Task statement. Would you print every entry exactly as it appears?

───── Source material ─────

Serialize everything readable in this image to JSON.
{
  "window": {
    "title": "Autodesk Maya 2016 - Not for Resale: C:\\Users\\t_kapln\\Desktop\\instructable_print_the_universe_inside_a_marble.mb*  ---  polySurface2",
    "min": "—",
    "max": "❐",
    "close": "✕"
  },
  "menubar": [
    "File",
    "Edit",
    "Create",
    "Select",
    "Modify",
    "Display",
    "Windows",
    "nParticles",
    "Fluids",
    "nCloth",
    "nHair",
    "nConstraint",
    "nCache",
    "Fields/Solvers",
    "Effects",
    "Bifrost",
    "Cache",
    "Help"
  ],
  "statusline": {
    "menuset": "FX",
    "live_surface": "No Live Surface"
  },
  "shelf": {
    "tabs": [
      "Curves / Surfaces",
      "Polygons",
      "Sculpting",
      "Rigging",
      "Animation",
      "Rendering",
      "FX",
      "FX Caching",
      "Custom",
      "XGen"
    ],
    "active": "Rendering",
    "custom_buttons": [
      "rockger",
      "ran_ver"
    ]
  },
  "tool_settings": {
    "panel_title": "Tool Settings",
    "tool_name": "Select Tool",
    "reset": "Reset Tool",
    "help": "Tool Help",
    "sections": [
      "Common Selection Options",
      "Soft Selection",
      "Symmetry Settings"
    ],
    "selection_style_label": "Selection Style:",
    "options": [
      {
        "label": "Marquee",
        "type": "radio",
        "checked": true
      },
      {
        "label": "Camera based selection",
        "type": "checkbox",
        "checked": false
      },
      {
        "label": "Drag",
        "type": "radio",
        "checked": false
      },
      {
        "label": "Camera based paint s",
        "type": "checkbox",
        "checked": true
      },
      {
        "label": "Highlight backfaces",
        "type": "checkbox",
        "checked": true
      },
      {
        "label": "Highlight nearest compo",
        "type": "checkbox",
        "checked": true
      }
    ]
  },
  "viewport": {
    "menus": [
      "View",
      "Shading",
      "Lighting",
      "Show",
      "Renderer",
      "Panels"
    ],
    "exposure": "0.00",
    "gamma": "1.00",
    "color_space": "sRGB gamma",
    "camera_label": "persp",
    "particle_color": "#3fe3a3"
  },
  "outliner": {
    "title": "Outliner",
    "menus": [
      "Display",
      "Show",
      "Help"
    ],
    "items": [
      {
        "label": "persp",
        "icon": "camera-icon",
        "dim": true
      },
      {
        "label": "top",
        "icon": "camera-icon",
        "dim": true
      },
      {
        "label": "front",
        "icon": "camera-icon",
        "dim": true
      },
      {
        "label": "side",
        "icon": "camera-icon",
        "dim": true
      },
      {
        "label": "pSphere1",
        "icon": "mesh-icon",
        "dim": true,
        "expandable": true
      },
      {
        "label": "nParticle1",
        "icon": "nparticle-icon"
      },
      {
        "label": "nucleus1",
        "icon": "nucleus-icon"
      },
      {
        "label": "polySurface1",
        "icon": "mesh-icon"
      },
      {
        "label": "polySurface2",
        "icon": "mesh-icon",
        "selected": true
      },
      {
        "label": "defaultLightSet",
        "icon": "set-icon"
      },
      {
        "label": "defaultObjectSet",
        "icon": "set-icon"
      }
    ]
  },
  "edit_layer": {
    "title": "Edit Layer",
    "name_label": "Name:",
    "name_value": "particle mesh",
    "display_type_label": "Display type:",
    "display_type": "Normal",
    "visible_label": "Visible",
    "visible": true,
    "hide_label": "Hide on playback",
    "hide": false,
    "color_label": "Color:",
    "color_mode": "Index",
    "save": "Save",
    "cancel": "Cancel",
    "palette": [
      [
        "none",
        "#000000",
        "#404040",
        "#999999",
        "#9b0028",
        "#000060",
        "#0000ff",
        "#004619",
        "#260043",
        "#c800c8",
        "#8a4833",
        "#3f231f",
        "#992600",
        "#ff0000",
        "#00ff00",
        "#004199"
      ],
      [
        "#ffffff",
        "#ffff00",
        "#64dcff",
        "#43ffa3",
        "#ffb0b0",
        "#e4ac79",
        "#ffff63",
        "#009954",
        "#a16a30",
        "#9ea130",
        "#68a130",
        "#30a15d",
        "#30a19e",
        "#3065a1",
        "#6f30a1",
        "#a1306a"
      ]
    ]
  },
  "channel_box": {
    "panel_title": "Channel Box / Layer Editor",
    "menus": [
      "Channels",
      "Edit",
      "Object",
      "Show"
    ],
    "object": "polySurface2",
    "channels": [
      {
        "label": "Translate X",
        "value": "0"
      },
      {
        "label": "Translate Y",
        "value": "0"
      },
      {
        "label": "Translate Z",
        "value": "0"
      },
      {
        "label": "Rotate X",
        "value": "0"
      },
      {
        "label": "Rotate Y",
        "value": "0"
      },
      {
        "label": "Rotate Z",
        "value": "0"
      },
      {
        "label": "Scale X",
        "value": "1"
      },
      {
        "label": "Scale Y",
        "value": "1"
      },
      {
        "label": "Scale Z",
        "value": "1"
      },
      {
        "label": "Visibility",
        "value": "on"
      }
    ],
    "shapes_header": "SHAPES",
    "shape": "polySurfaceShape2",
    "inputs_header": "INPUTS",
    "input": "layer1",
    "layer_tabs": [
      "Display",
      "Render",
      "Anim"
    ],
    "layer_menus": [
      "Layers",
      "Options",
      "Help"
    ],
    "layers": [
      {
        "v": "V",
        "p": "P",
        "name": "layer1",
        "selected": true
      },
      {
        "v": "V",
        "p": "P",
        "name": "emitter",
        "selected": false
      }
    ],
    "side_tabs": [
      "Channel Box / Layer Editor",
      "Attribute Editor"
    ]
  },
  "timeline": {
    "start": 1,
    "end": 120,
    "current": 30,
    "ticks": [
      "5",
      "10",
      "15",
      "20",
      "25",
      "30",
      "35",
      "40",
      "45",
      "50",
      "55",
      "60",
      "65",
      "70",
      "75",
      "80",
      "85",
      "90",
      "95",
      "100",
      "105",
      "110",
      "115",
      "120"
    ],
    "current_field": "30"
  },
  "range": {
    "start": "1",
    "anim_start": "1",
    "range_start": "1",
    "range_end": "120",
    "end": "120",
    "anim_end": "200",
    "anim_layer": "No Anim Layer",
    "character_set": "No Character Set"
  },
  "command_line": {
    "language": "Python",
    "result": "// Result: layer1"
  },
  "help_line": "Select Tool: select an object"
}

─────

Result.
Serialize everything readable in this image to JSON.
{
  "window": {
    "title": "Autodesk Maya 2016 - Not for Resale: C:\\Users\\t_kapln\\Desktop\\instructable_print_the_universe_inside_a_marble.mb*  ---  polySurface2",
    "min": "—",
    "max": "❐",
    "close": "✕"
  },
  "menubar": [
    "File",
    "Edit",
    "Create",
    "Select",
    "Modify",
    "Display",
    "Windows",
    "nParticles",
    "Fluids",
    "nCloth",
    "nHair",
    "nConstraint",
    "nCache",
    "Fields/Solvers",
    "Effects",
    "Bifrost",
    "Cache",
    "Help"
  ],
  "statusline": {
    "menuset": "FX",
    "live_surface": "No Live Surface"
  },
  "shelf": {
    "tabs": [
      "Curves / Surfaces",
      "Polygons",
      "Sculpting",
      "Rigging",
      "Animation",
      "Rendering",
      "FX",
      "FX Caching",
      "Custom",
      "XGen"
    ],
    "active": "Rendering",
    "custom_buttons": [
      "rockger",
      "ran_ver"
    ]
  },
  "tool_settings": {
    "panel_title": "Tool Settings",
    "tool_name": "Select Tool",
    "reset": "Reset Tool",
    "help": "Tool Help",
    "sections": [
      "Common Selection Options",
      "Soft Selection",
      "Symmetry Settings"
    ],
    "selection_style_label": "Selection Style:",
    "options": [
      {
        "label": "Marquee",
        "type": "radio",
        "checked": true
      },
      {
        "label": "Camera based selection",
        "type": "checkbox",
        "checked": false
      },
      {
        "label": "Drag",
        "type": "radio",
        "checked": false
      },
      {
        "label": "Camera based paint s",
        "type": "checkbox",
        "checked": true
      },
      {
        "label": "Highlight backfaces",
        "type": "checkbox",
        "checked": true
      },
      {
        "label": "Highlight nearest compo",
        "type": "checkbox",
        "checked": true
      }
    ]
  },
  "viewport": {
    "menus": [
      "View",
      "Shading",
      "Lighting",
      "Show",
      "Renderer",
      "Panels"
    ],
    "exposure": "0.00",
    "gamma": "1.00",
    "color_space": "sRGB gamma",
    "camera_label": "persp",
    "particle_color": "#3fe3a3"
  },
  "outliner": {
    "title": "Outliner",
    "menus": [
      "Display",
      "Show",
      "Help"
    ],
    "items": [
      {
        "label": "persp",
        "icon": "camera-icon",
        "dim": true
      },
      {
        "label": "top",
        "icon": "camera-icon",
        "dim": true
      },
      {
        "label": "front",
        "icon": "camera-icon",
        "dim": true
      },
      {
        "label": "side",
        "icon": "camera-icon",
        "dim": true
      },
      {
        "label": "pSphere1",
        "icon": "mesh-icon",
        "dim": true,
        "expandable": true
      },
      {
        "label": "nParticle1",
        "icon": "nparticle-icon"
      },
      {
        "label": "nucleus1",
        "icon": "nucleus-icon"
      },
      {
        "label": "polySurface1",
        "icon": "mesh-icon"
      },
      {
        "label": "polySurface2",
        "icon": "mesh-icon",
        "selected": true
      },
      {
        "label": "defaultLightSet",
        "icon": "set-icon"
      },
      {
        "label": "defaultObjectSet",
        "icon": "set-icon"
      }
    ]
  },
  "edit_layer": {
    "title": "Edit Layer",
    "name_label": "Name:",
    "name_value": "particle mesh",
    "display_type_label": "Display type:",
    "display_type": "Normal",
    "visible_label": "Visible",
    "visible": true,
    "hide_label": "Hide on playback",
    "hide": false,
    "color_label": "Color:",
    "color_mode": "Index",
    "save": "Save",
    "cancel": "Cancel",
    "palette": [
      [
        "none",
        "#000000",
        "#404040",
        "#999999",
        "#9b0028",
        "#000060",
        "#0000ff",
        "#004619",
        "#260043",
        "#c800c8",
        "#8a4833",
        "#3f231f",
        "#992600",
        "#ff0000",
        "#00ff00",
        "#004199"
      ],
      [
        "#ffffff",
        "#ffff00",
        "#64dcff",
        "#43ffa3",
        "#ffb0b0",
        "#e4ac79",
        "#ffff63",
        "#009954",
        "#a16a30",
        "#9ea130",
        "#68a130",
        "#30a15d",
        "#30a19e",
        "#3065a1",
        "#6f30a1",
        "#a1306a"
      ]
    ]
  },
  "channel_box": {
    "panel_title": "Channel Box / Layer Editor",
    "menus": [
      "Channels",
      "Edit",
      "Object",
      "Show"
    ],
    "object": "polySurface2",
    "channels": [
      {
        "label": "Translate X",
        "value": "0"
      },
      {
        "label": "Translate Y",
        "value": "0"
      },
      {
        "label": "Translate Z",
        "value": "0"
      },
      {
        "label": "Rotate X",
        "value": "0"
      },
      {
        "label": "Rotate Y",
        "value": "0"
      },
      {
        "label": "Rotate Z",
        "value": "0"
      },
      {
        "label": "Scale X",
        "value": "1"
      },
      {
        "label": "Scale Y",
        "value": "1"
      },
      {
        "label": "Scale Z",
        "value": "1"
      },
      {
        "label": "Visibility",
        "value": "on"
      }
    ],
    "shapes_header": "SHAPES",
    "shape": "polySurfaceShape2",
    "inputs_header": "INPUTS",
    "input": "layer1",
    "layer_tabs": [
      "Display",
      "Render",
      "Anim"
    ],
    "layer_menus": [
      "Layers",
      "Options",
      "Help"
    ],
    "layers": [
      {
        "v": "V",
        "p": "P",
        "name": "layer1",
        "selected": true
      },
      {
        "v": "V",
        "p": "P",
        "name": "emitter",
        "selected": false
      }
    ],
    "side_tabs": [
      "Channel Box / Layer Editor",
      "Attribute Editor"
    ]
  },
  "timeline": {
    "start": 1,
    "end": 120,
    "current": 30,
    "ticks": [
      "5",
      "10",
      "15",
      "20",
      "25",
      "30",
      "35",
      "40",
      "45",
      "50",
      "55",
      "60",
      "65",
      "70",
      "75",
      "80",
      "85",
      "90",
      "95",
      "100",
      "105",
      "110",
      "115",
      "120"
    ],
    "current_field": "30"
  },
  "range": {
    "start": "1",
    "anim_start": "1",
    "range_start": "1",
    "range_end": "120",
    "end": "120",
    "anim_end": "200",
    "anim_layer": "No Anim Layer",
    "character_set": "No Character Set"
  },
  "command_line": {
    "language": "Python",
    "result": "// Result: layer1"
  },
  "help_line": "Select Tool: select an object"
}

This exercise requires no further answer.